The Trail Blazers have signed former Mavericks guard Seth Curry to a modest free agent deal. Known as the sweet-shooting brother of two-time NBA MVP Steph Curry, Seth will look to get his career back on track in Portland. Along with newly signed Nik Stauskas, Curry’s addition will provide the Blazers with cost-effective floor spacing on offense.
Let’s take a look at a few important things to consider while evaluating Curry’s fit with the Blazers.
Curry is a career 43.2 percent three-point shooter, but he is far from a volume shooter. In 2016-17—his most active year shooting from distance—the former Duke guard attempted 4.6 three-pointers per game. Curry’s outside shots are spread around the arc, but he is at his best when he is shooting from the corner. According to Cleaning The Glass (subscription required), the 27-year-old guard connected on 48 percent of his corner threes—placing him in the 86 percentile of his position group.
The 2015-16 season gave a much smaller sample size (only 44 games played with Sacramento), but Curry’s shooting percentages are on par with his output in Dallas. He attempted 2.5 three-pointers per game with the Kings, and shot a superb 45 percent rate.
There is a reason Curry was available at such a reasonable price, and it has to do with his suspect durability. He was limited to just 70 games (42 starts) in 2016-17 after a late-season fall injured his left shoulder. A left tibia fracture suffered in October of last year cost him his entire 2017-18 season. After months of rehabbing to start the year, Curry elected to have season-ending surgery in early-February.
According to ESPN’s Adrian Wojnarowski, Curry successfully returned to the practice court earlier this summer.
Free agent guard Seth Curry, who missed season with a left tibia fracture, has been medically cleared and engaged in full basketball-related activities for a month, his agent Alex Saratsis told ESPN. Curry had his best season w/ Mavs in 2016-17, averaging 12.8 points in 29 mpg.— Adrian Wojnarowski (@wojespn) June 27, 2018
Contract And Future
The Blazers have added four guards since the end of the season, and Curry is the most accomplished of the quartet. Rookies Anfernee Simons and Gary Trent Jr project to be floor-spacers in the NBA, but Curry’s experience should allow him to see minutes early on in his tenure with Portland. President of Basketball Operations Neil Olshey has often looked to discarded players to infuse the Blazers’ roster with talent.
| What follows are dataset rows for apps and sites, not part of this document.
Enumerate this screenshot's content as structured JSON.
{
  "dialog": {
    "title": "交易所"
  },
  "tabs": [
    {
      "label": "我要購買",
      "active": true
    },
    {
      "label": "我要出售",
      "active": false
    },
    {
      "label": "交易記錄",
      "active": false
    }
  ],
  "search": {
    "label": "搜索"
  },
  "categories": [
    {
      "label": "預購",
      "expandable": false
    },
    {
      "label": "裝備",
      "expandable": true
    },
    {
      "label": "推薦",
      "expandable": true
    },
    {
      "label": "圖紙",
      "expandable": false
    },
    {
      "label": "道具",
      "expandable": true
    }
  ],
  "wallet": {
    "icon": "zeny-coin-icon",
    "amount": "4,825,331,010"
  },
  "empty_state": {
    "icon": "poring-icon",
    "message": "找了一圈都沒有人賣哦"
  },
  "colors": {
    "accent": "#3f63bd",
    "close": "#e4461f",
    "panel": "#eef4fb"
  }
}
Former reclamation project Shabazz Napier appears to be firmly out the door after Portland withheld a qualifying offer for the veteran guard prior to the start of free agency. Stauskas and Curry now represent Olshey’s next projects.
There is financial upside for both Portland and Curry here. If Curry returns to his pre-injury form, the Blazers will add a quality three-point shooter at a bargain price. In that scenario Curry could opt-out and control his own destiny on a friendlier free agent market in 2019. If the 27-year-old guard endures a rocky return to action, he can opt-in for a second year.
Curry was on the verge of joining Dennis Smith Jr in the Mavericks’ starting backcourt last year. If Portland’s backcourt tinkering is going to be considered a success, Curry will have to regain that form.
—Steve / @SteveDHoops / BEdgeSteve@gmail.com